The Darkside of Reality Ahead
JUNE 25, 2016
If I can locate your suffering to something you did, then I can convince myself that it would never happen to me.
Last week, a family lost their two-year-old son while visiting Disney World (full story here). Right where the water meets the shore of the Seven Seas Lagoon, an alligator snatched the little boy, out from under his parent’s eye, and dragged him under water. These parents were diligent and watchful. The Washington Post reported that the father immediately ran in after his son,
“Lane’s parents watched Tuesday night as the alligator grabbed their son in the shallows of the lake and dragged him deeper into the water, officials said. The father, Matt Graves, rushed into the water and grabbed desperately for the boy; Graves cut his hand while attempting to wrestle Lane away from the gator but was unable to save his son.”
There was no delay in reaction by the parents; the father’s reaction time was so quick that he was able to make it to his son and try to save him. These parents were far from neglectful and distracted.
I know there is not a mother or father out there that isn’t also feeling and imagining the pain of such a loss. As I type this, I hold my own two-year-old in my lap. I can barely see through the tears that have welled up in my eyes as I imagine and feel the pain and horror and suffering the parents are experiencing now. This type of tragedy sends electrified bolts of fear and grief through my heart, and I pull my daughter closer.
Such a tragedy is too much for us to handle. If the comments on Facebook and Twitter are any indication, rather than grieving with these poor parents, the instinct is to levy blame and hurl accusations. We have to convince ourselves that we could have avoided such a thing, that we would never have allowed our child to be there at that spot where that two-year-old boy was wading. We protect ourselves from this dark reality by pointing our judgmental fingers in the direction of the victims and place all the blame squarely at their feet. If I can locate your suffering to something you did, then I can convince myself that it would never happen to me.
We are so scared of something like this happening to us that we will believe the boldest of lies: I am too smart/capable/responsible to ever let something like that happen to me. We need to believe the lie because, to be honest, we, too, have reclined and relaxed at the end of a busy day and have let our toddlers wade ankle deep into water under our astute eye. We want to believe the lie because at the end of the day there’s nothing that separates us from those parents apart from that lie.

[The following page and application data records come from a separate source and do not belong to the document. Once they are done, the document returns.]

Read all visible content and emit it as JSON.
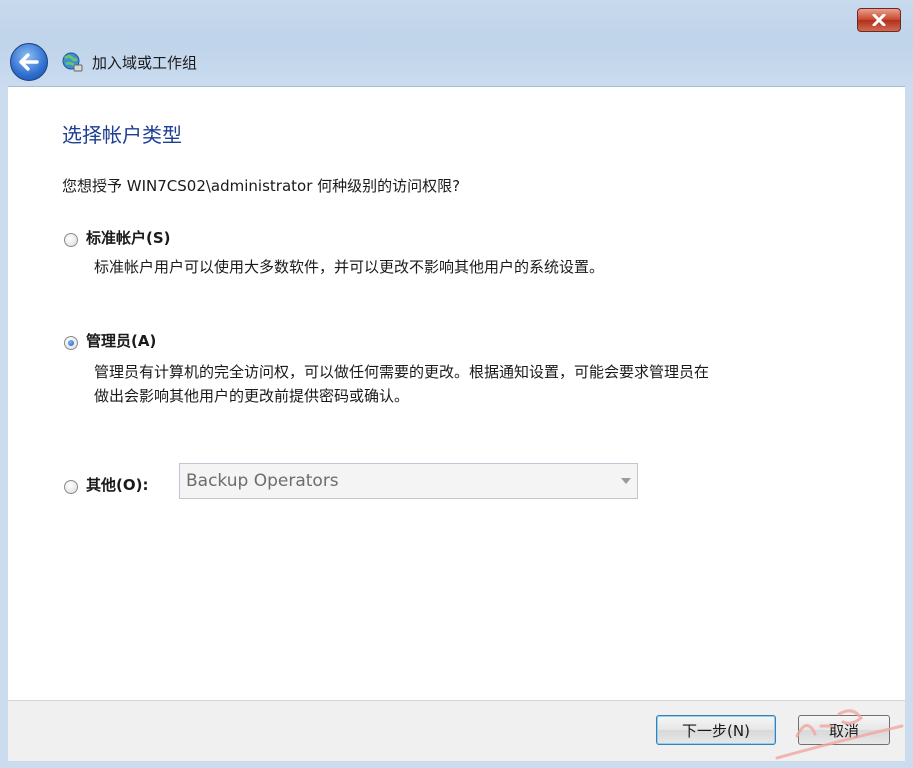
{
  "window": {
    "title": "加入域或工作组"
  },
  "page": {
    "heading": "选择帐户类型",
    "question": "您想授予 WIN7CS02\\administrator 何种级别的访问权限?"
  },
  "options": [
    {
      "label": "标准帐户(S)",
      "checked": false,
      "description_lines": [
        "标准帐户用户可以使用大多数软件，并可以更改不影响其他用户的系统设置。"
      ]
    },
    {
      "label": "管理员(A)",
      "checked": true,
      "description_lines": [
        "管理员有计算机的完全访问权，可以做任何需要的更改。根据通知设置，可能会要求管理员在",
        "做出会影响其他用户的更改前提供密码或确认。"
      ]
    },
    {
      "label": "其他(O):",
      "checked": false,
      "select_value": "Backup Operators"
    }
  ],
  "buttons": {
    "next": "下一步(N)",
    "cancel": "取消"
  },
  "icons": {
    "close": "close-icon",
    "back": "back-arrow-icon",
    "wizard": "network-globe-icon",
    "dropdown": "chevron-down-icon"
  },
  "colors": {
    "heading": "#1e3f94",
    "frame": "#c9daee",
    "close": "#c9442c"
  }
}
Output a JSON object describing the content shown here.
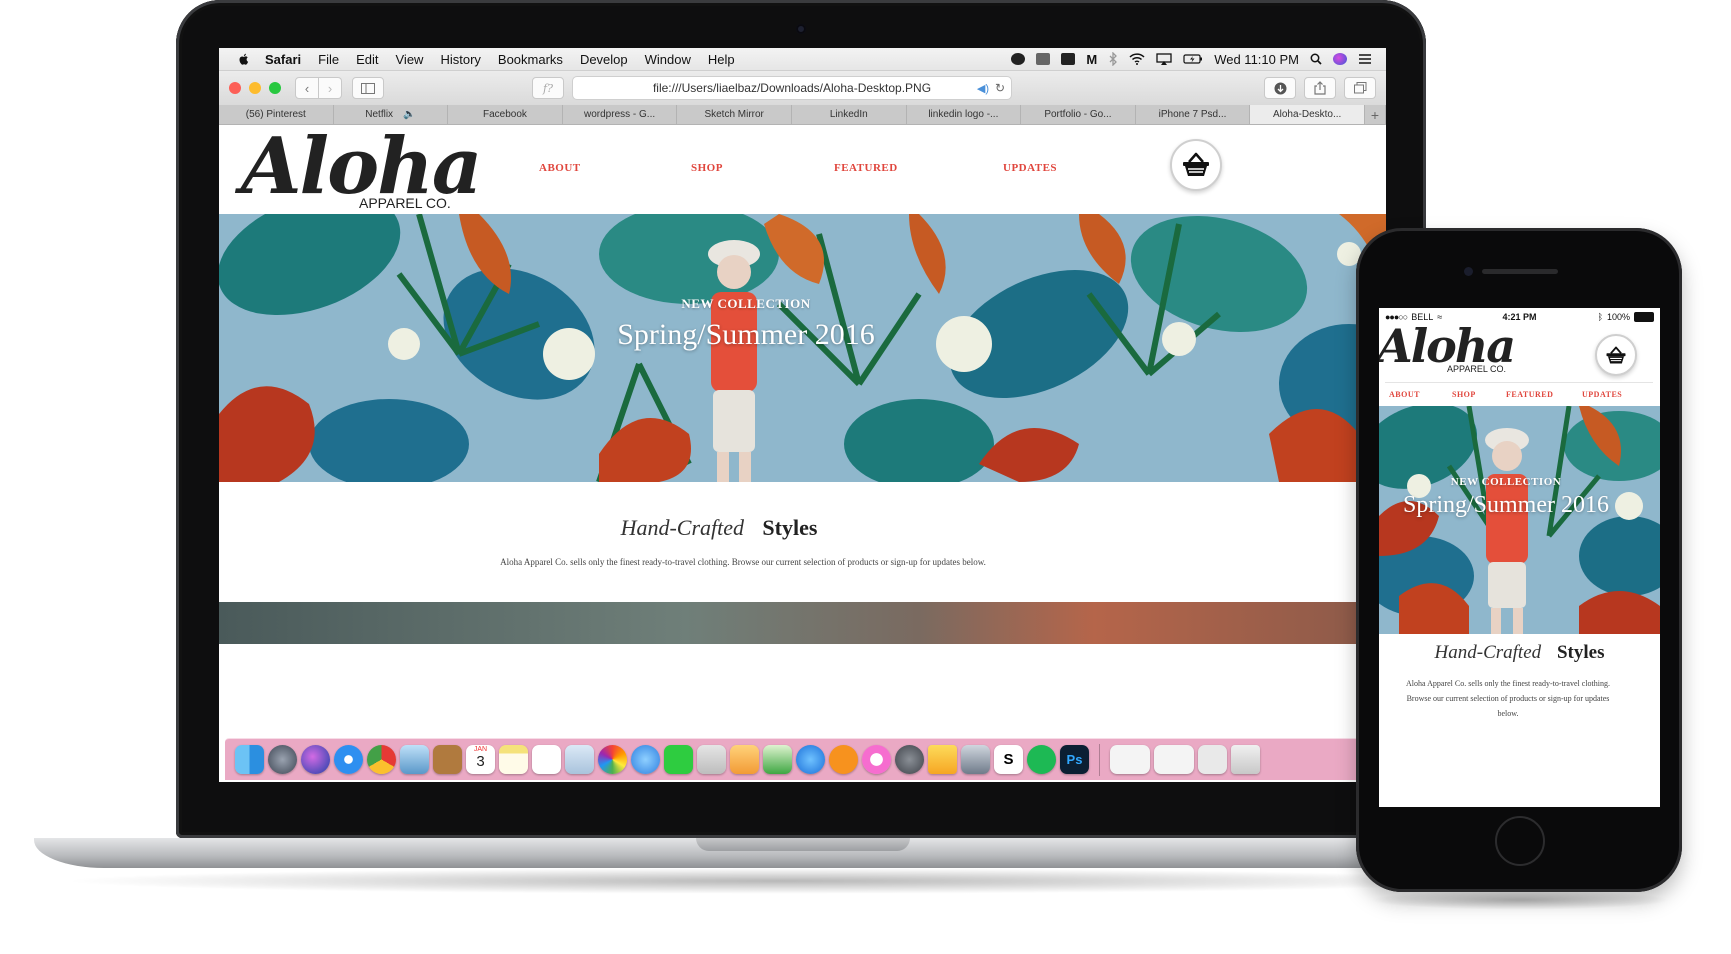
{
  "menubar": {
    "app": "Safari",
    "items": [
      "File",
      "Edit",
      "View",
      "History",
      "Bookmarks",
      "Develop",
      "Window",
      "Help"
    ],
    "clock": "Wed 11:10 PM"
  },
  "toolbar": {
    "address": "file:///Users/liaelbaz/Downloads/Aloha-Desktop.PNG",
    "reader_glyph": "f?"
  },
  "tabs": [
    {
      "label": "(56) Pinterest"
    },
    {
      "label": "Netflix"
    },
    {
      "label": "Facebook"
    },
    {
      "label": "wordpress - G..."
    },
    {
      "label": "Sketch Mirror"
    },
    {
      "label": "LinkedIn"
    },
    {
      "label": "linkedin logo -..."
    },
    {
      "label": "Portfolio - Go..."
    },
    {
      "label": "iPhone 7 Psd..."
    },
    {
      "label": "Aloha-Deskto..."
    }
  ],
  "site": {
    "logo_script": "Aloha",
    "logo_sub": "APPAREL CO.",
    "nav": [
      "ABOUT",
      "SHOP",
      "FEATURED",
      "UPDATES"
    ],
    "hero_kicker": "NEW COLLECTION",
    "hero_title": "Spring/Summer 2016",
    "heading_italic": "Hand-Crafted",
    "heading_bold": "Styles",
    "description": "Aloha Apparel Co. sells only the finest ready-to-travel clothing. Browse our current selection of products or sign-up for updates below."
  },
  "dock": {
    "calendar_month": "JAN",
    "calendar_day": "3",
    "ps_label": "Ps",
    "s_label": "S"
  },
  "phone": {
    "carrier": "BELL",
    "time": "4:21 PM",
    "battery": "100%"
  },
  "colors": {
    "accent": "#e0463d",
    "hero_sky": "#8fb7cc",
    "dock": "#e8a0be"
  }
}
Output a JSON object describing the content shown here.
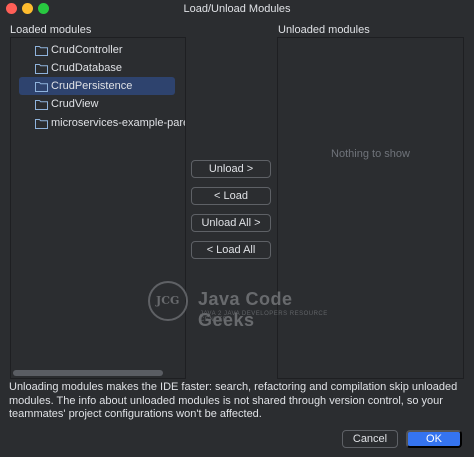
{
  "window": {
    "title": "Load/Unload Modules"
  },
  "loaded": {
    "label": "Loaded modules",
    "items": [
      {
        "label": "CrudController"
      },
      {
        "label": "CrudDatabase"
      },
      {
        "label": "CrudPersistence",
        "selected": true
      },
      {
        "label": "CrudView"
      },
      {
        "label": "microservices-example-parent"
      }
    ]
  },
  "unloaded": {
    "label": "Unloaded modules",
    "empty_text": "Nothing to show"
  },
  "actions": {
    "unload": "Unload >",
    "load": "< Load",
    "unload_all": "Unload All >",
    "load_all": "< Load All"
  },
  "watermark": {
    "logo_text": "JCG",
    "title": "Java Code Geeks",
    "subtitle": "JAVA 2 JAVA DEVELOPERS RESOURCE CENTER"
  },
  "info_text": "Unloading modules makes the IDE faster: search, refactoring and compilation skip unloaded modules. The info about unloaded modules is not shared through version control, so your teammates' project configurations won't be affected.",
  "footer": {
    "cancel": "Cancel",
    "ok": "OK"
  },
  "colors": {
    "background": "#2b2d30",
    "selection": "#2e436e",
    "primary_button": "#3574f0",
    "folder_icon": "#8fb3dc"
  }
}
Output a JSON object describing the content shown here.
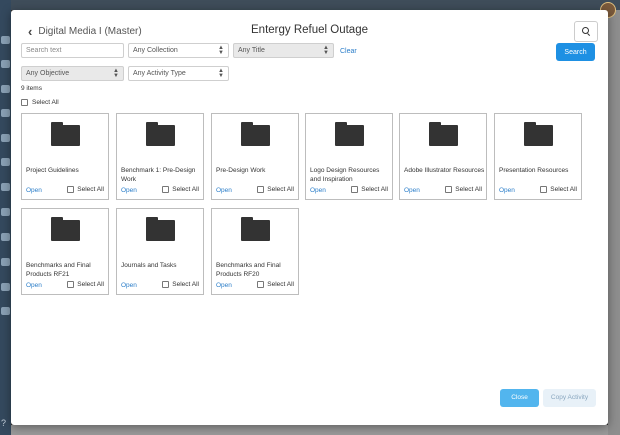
{
  "header": {
    "back_label": "Digital Media I (Master)",
    "title": "Entergy Refuel Outage"
  },
  "filters": {
    "search_placeholder": "Search text",
    "collection": "Any Collection",
    "title": "Any Title",
    "objective": "Any Objective",
    "activity_type": "Any Activity Type",
    "clear_label": "Clear",
    "search_button": "Search"
  },
  "results": {
    "count": "9 items",
    "select_all": "Select All"
  },
  "cards": [
    {
      "title": "Project Guidelines",
      "open": "Open",
      "select": "Select All"
    },
    {
      "title": "Benchmark 1: Pre-Design Work",
      "open": "Open",
      "select": "Select All"
    },
    {
      "title": "Pre-Design Work",
      "open": "Open",
      "select": "Select All"
    },
    {
      "title": "Logo Design Resources and Inspiration",
      "open": "Open",
      "select": "Select All"
    },
    {
      "title": "Adobe Illustrator Resources",
      "open": "Open",
      "select": "Select All"
    },
    {
      "title": "Presentation Resources",
      "open": "Open",
      "select": "Select All"
    },
    {
      "title": "Benchmarks and Final Products RF21",
      "open": "Open",
      "select": "Select All"
    },
    {
      "title": "Journals and Tasks",
      "open": "Open",
      "select": "Select All"
    },
    {
      "title": "Benchmarks and Final Products RF20",
      "open": "Open",
      "select": "Select All"
    }
  ],
  "footer": {
    "close": "Close",
    "copy": "Copy Activity"
  },
  "colors": {
    "primary": "#1e90e3",
    "link": "#2a7dc9",
    "folder": "#333333"
  },
  "background": {
    "help_glyph": "?"
  }
}
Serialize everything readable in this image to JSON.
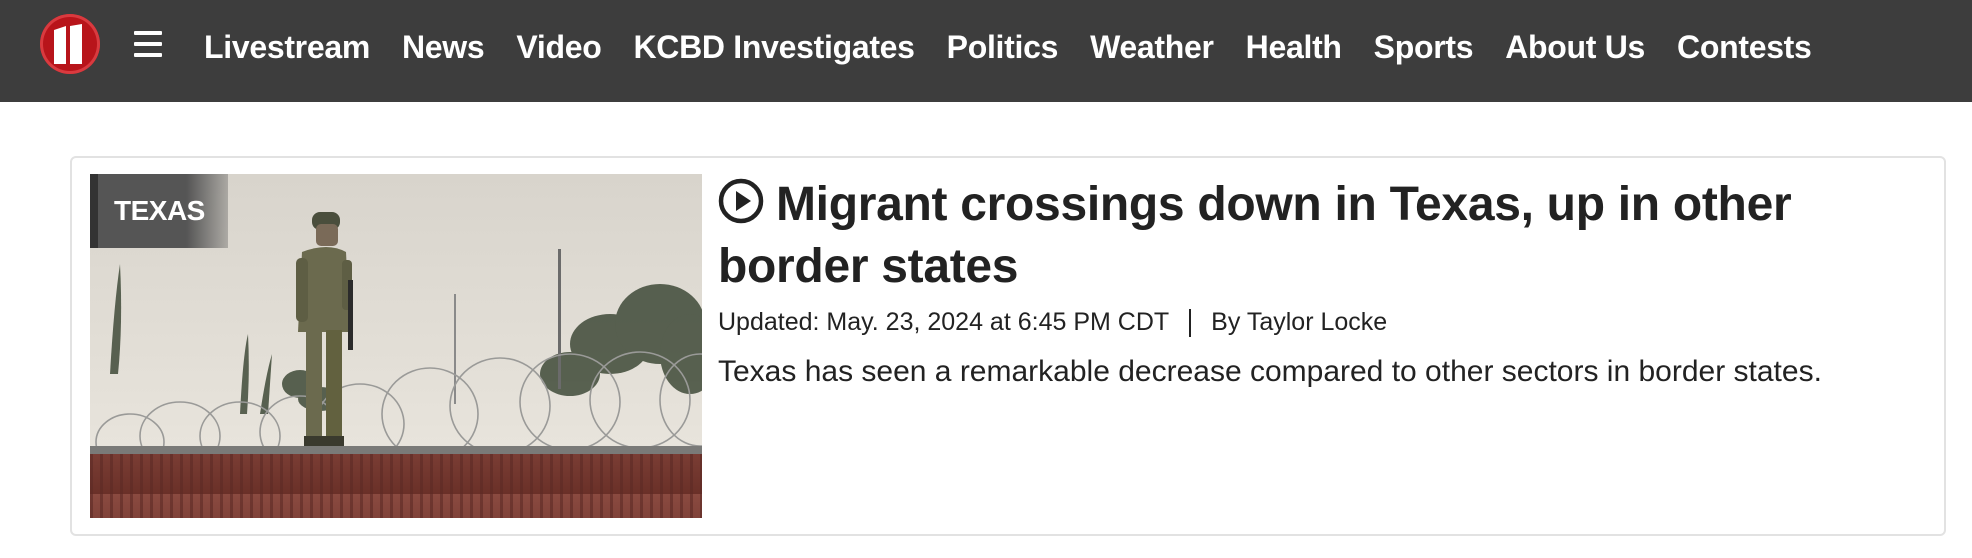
{
  "header": {
    "logo_icon": "kcbd-11-logo-icon",
    "menu_icon": "hamburger-menu-icon",
    "nav": [
      {
        "label": "Livestream"
      },
      {
        "label": "News"
      },
      {
        "label": "Video"
      },
      {
        "label": "KCBD Investigates"
      },
      {
        "label": "Politics"
      },
      {
        "label": "Weather"
      },
      {
        "label": "Health"
      },
      {
        "label": "Sports"
      },
      {
        "label": "About Us"
      },
      {
        "label": "Contests"
      }
    ],
    "bg_color": "#3d3d3d",
    "logo_color": "#b8141a"
  },
  "article": {
    "tag": "TEXAS",
    "headline": "Migrant crossings down in Texas, up in other border states",
    "play_icon": "play-circle-icon",
    "updated": "Updated: May. 23, 2024 at 6:45 PM CDT",
    "byline": "By Taylor Locke",
    "summary": "Texas has seen a remarkable decrease compared to other sectors in border states."
  }
}
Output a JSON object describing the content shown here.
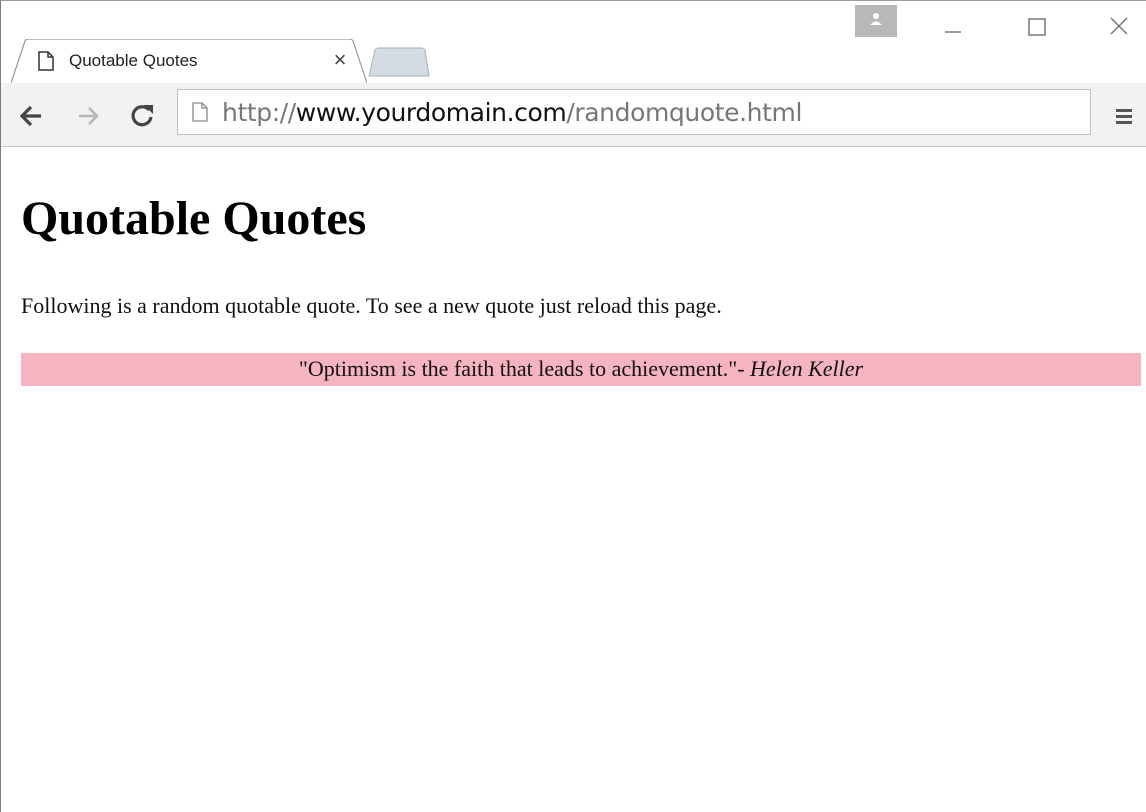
{
  "browser": {
    "tab": {
      "title": "Quotable Quotes",
      "close_glyph": "×",
      "page_icon": "document-icon"
    },
    "window_controls": {
      "profile": "person-icon",
      "minimize": "minimize-icon",
      "maximize": "maximize-icon",
      "close": "close-icon"
    },
    "toolbar": {
      "back": "arrow-left-icon",
      "forward": "arrow-right-icon",
      "reload": "reload-icon",
      "menu": "hamburger-menu-icon"
    },
    "address_bar": {
      "scheme": "http://",
      "host": "www.yourdomain.com",
      "path": "/randomquote.html"
    }
  },
  "page": {
    "heading": "Quotable Quotes",
    "intro": "Following is a random quotable quote. To see a new quote just reload this page.",
    "quote": {
      "text": "\"Optimism is the faith that leads to achievement.\"- ",
      "author": "Helen Keller",
      "background": "#f5b4c0"
    }
  }
}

Of course, none of us can be so certain, and that’s the shaky ground we stand on. Events like this remind us, painfully and shockingly, that we are not in control. This life can produce unimaginable suffering, suffering so intense that the only temporal relief is prescribed medication. As hard as it can be to believe at times such as this, events like this also remind us that there is One who is in control, one who bore the full, tragic weight of the brokenness of the whole world, and delivered a final verdict to pain and suffering, blame and accusation. Our hope, even/especially in times of excruciating pain and grief, is Jesus Christ.
When truly horrible events happen, we do not have to run from or build intellectual straw-men out of blame and accusation to protect ourselves. Rather, because of what Christ has done for us, we can weep with these parents, this mother and father, and we can deeply empathize with their sorrow and grief and pain; for this is the epitome of Christian love resembling Christ’s love for us.
“Blessed are those who mourn, for they shall be comforted” Matthew 5:4
“‘I have said these things to you, that in me you may have peace. In the world you will have tribulation. But take heart; I have overcome the world’” John 16:33
Adapted from this post